2010 Volume 112 Issue 2 Pages 184-191
There is currently great interest in the bone metabolism induced by the sympathetic nerve system. Recently, direct neurite–osteoblastic cell communication was demonstrated using an in vitro co-culture model comprising neurite-sprouting murine superior cervical ganglia and MC3T3-E1 osteoblast-like cells. In the present study, we examined whether the direct nerve–osteoclastic cell communication was present in an in vitro co-culture model comprising cultured murine superior cervical ganglia and mouse osteoclast-like cells.
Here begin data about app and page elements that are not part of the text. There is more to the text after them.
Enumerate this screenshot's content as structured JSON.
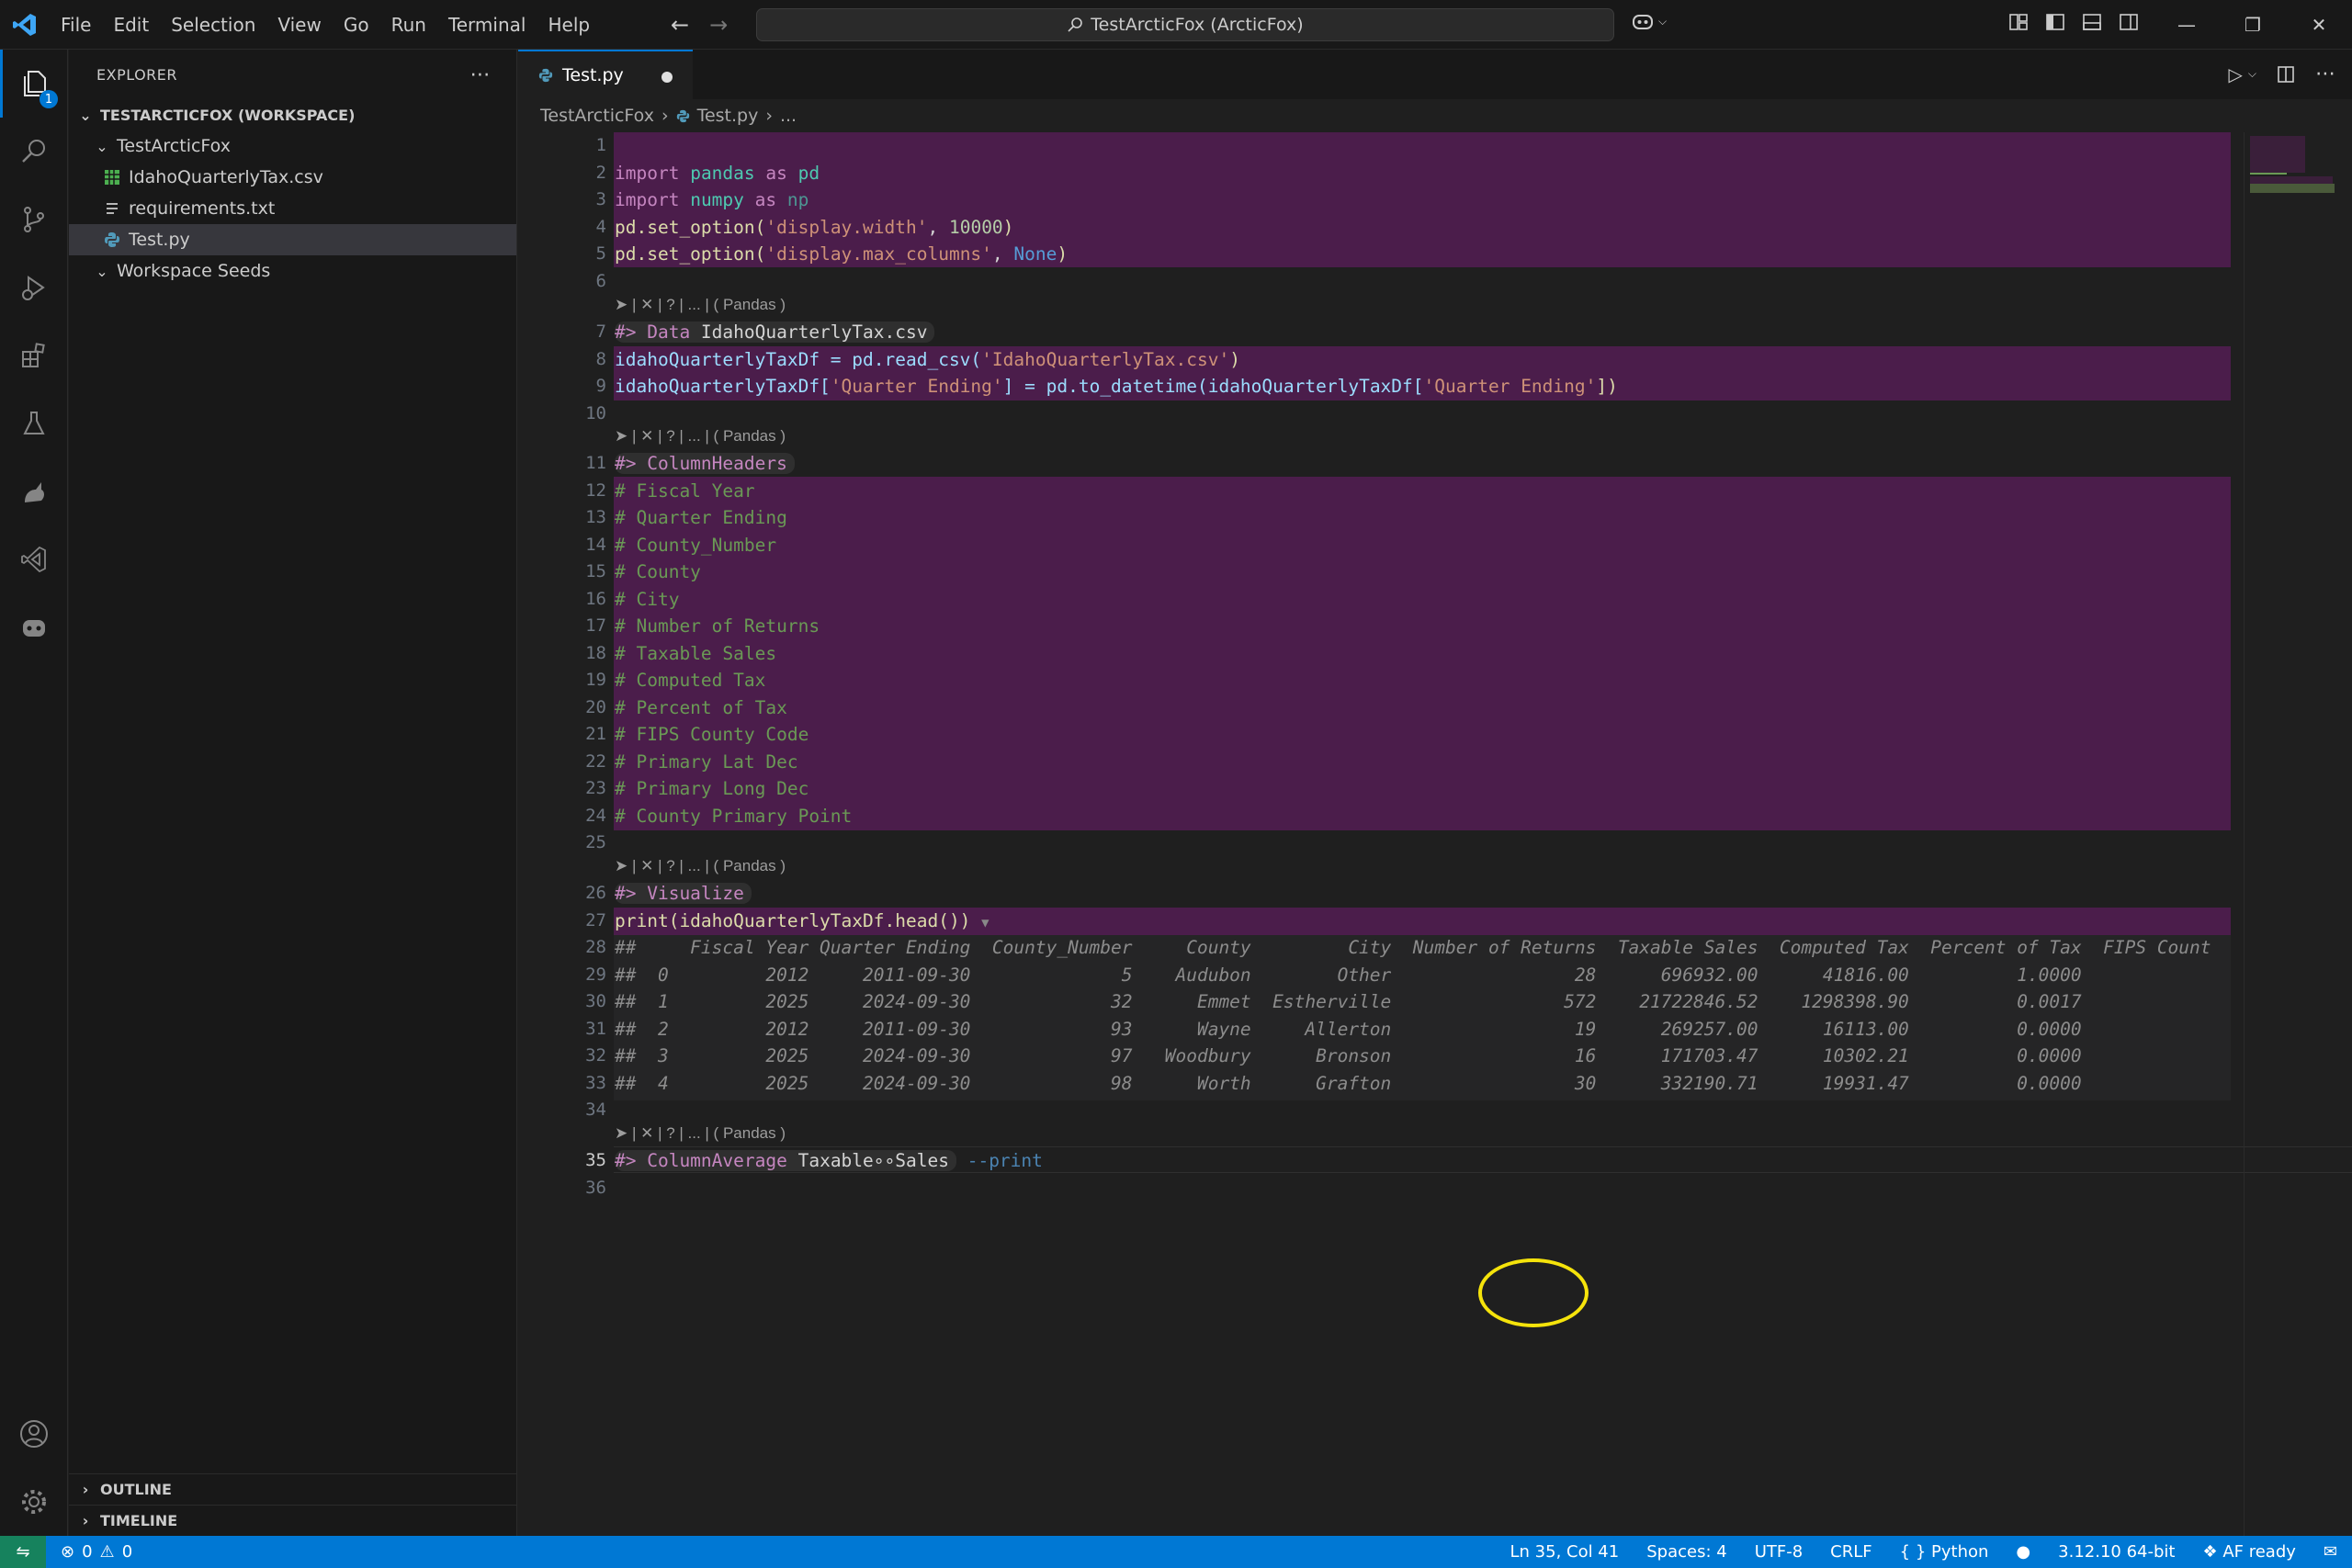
{
  "window": {
    "menu": [
      "File",
      "Edit",
      "Selection",
      "View",
      "Go",
      "Run",
      "Terminal",
      "Help"
    ],
    "command_center": "TestArcticFox (ArcticFox)"
  },
  "activity_bar": {
    "explorer_badge": "1",
    "items": [
      "files-icon",
      "search-icon",
      "source-control-icon",
      "run-debug-icon",
      "extensions-icon",
      "testing-icon",
      "arcticfox-icon",
      "visual-studio-icon",
      "copilot-icon"
    ],
    "bottom": [
      "account-icon",
      "settings-gear-icon"
    ]
  },
  "sidebar": {
    "title": "EXPLORER",
    "workspace": "TESTARCTICFOX (WORKSPACE)",
    "folder": "TestArcticFox",
    "files": [
      {
        "name": "IdahoQuarterlyTax.csv",
        "icon": "csv-icon",
        "color": "#4caf50"
      },
      {
        "name": "requirements.txt",
        "icon": "text-file-icon",
        "color": "#cccccc"
      },
      {
        "name": "Test.py",
        "icon": "python-icon",
        "color": "#519aba"
      }
    ],
    "folder2": "Workspace Seeds",
    "outline": "OUTLINE",
    "timeline": "TIMELINE"
  },
  "editor": {
    "tab": "Test.py",
    "breadcrumb": [
      "TestArcticFox",
      "Test.py",
      "..."
    ],
    "cell_header": "➤ | ✕ | ? | ... | ( Pandas )",
    "line_numbers": [
      "1",
      "2",
      "3",
      "4",
      "5",
      "6",
      "7",
      "8",
      "9",
      "10",
      "11",
      "12",
      "13",
      "14",
      "15",
      "16",
      "17",
      "18",
      "19",
      "20",
      "21",
      "22",
      "23",
      "24",
      "25",
      "26",
      "27",
      "28",
      "29",
      "30",
      "31",
      "32",
      "33",
      "34",
      "35",
      "36"
    ],
    "code": {
      "l2": [
        "import",
        "pandas",
        "as",
        "pd"
      ],
      "l3": [
        "import",
        "numpy",
        "as",
        "np"
      ],
      "l4": [
        "pd.set_option(",
        "'display.width'",
        ", ",
        "10000",
        ")"
      ],
      "l5": [
        "pd.set_option(",
        "'display.max_columns'",
        ", ",
        "None",
        ")"
      ],
      "l7": [
        "#> Data ",
        "IdahoQuarterlyTax.csv"
      ],
      "l8": [
        "idahoQuarterlyTaxDf = pd.read_csv(",
        "'IdahoQuarterlyTax.csv'",
        ")"
      ],
      "l9": [
        "idahoQuarterlyTaxDf[",
        "'Quarter Ending'",
        "] = pd.to_datetime(idahoQuarterlyTaxDf[",
        "'Quarter Ending'",
        "])"
      ],
      "l11": "#> ColumnHeaders",
      "comments": [
        "# Fiscal Year",
        "# Quarter Ending",
        "# County_Number",
        "# County",
        "# City",
        "# Number of Returns",
        "# Taxable Sales",
        "# Computed Tax",
        "# Percent of Tax",
        "# FIPS County Code",
        "# Primary Lat Dec",
        "# Primary Long Dec",
        "# County Primary Point"
      ],
      "l26": "#> Visualize",
      "l27": "print(idahoQuarterlyTaxDf.head())",
      "output": [
        "##     Fiscal Year Quarter Ending  County_Number     County         City  Number of Returns  Taxable Sales  Computed Tax  Percent of Tax  FIPS Count",
        "##  0         2012     2011-09-30              5    Audubon        Other                 28      696932.00      41816.00          1.0000",
        "##  1         2025     2024-09-30             32      Emmet  Estherville                572    21722846.52    1298398.90          0.0017",
        "##  2         2012     2011-09-30             93      Wayne     Allerton                 19      269257.00      16113.00          0.0000",
        "##  3         2025     2024-09-30             97   Woodbury      Bronson                 16      171703.47      10302.21          0.0000",
        "##  4         2025     2024-09-30             98      Worth      Grafton                 30      332190.71      19931.47          0.0000"
      ],
      "l35": [
        "#> ColumnAverage ",
        "Taxable∘∘Sales",
        " --print"
      ]
    }
  },
  "statusbar": {
    "problems": "0",
    "warnings": "0",
    "position": "Ln 35, Col 41",
    "spaces": "Spaces: 4",
    "encoding": "UTF-8",
    "eol": "CRLF",
    "language": "Python",
    "interpreter": "3.12.10 64-bit",
    "af": "AF ready"
  }
}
RAW264.7 cells treated with receptor activator of NF-κB ligand were used as osteoclast-like cells. We found that the addition of scorpion venom (SV) elicited neurite activation via intracellular Ca2+ mobilization and, after a lag period, osteoclastic Ca2+ mobilization in the co-culture. SV did not have any direct effect on the osteoclastic cells in the absence of the neurites. The addition of an α1-adrenergic receptor (AR) antagonist, prazosin, concentration-dependently prevented the osteoclastic activation that resulted as a consequence of neural activation by SV. We also found that α1-adrenergic receptor agonists evoked transient Ca2+ mobilization and gene expression of interleukin-6 in osteoclastic cells. These results demonstrate that osteoclastic activation occurs via α1-AR in osteoclastic cells as a direct response to neuronal activation.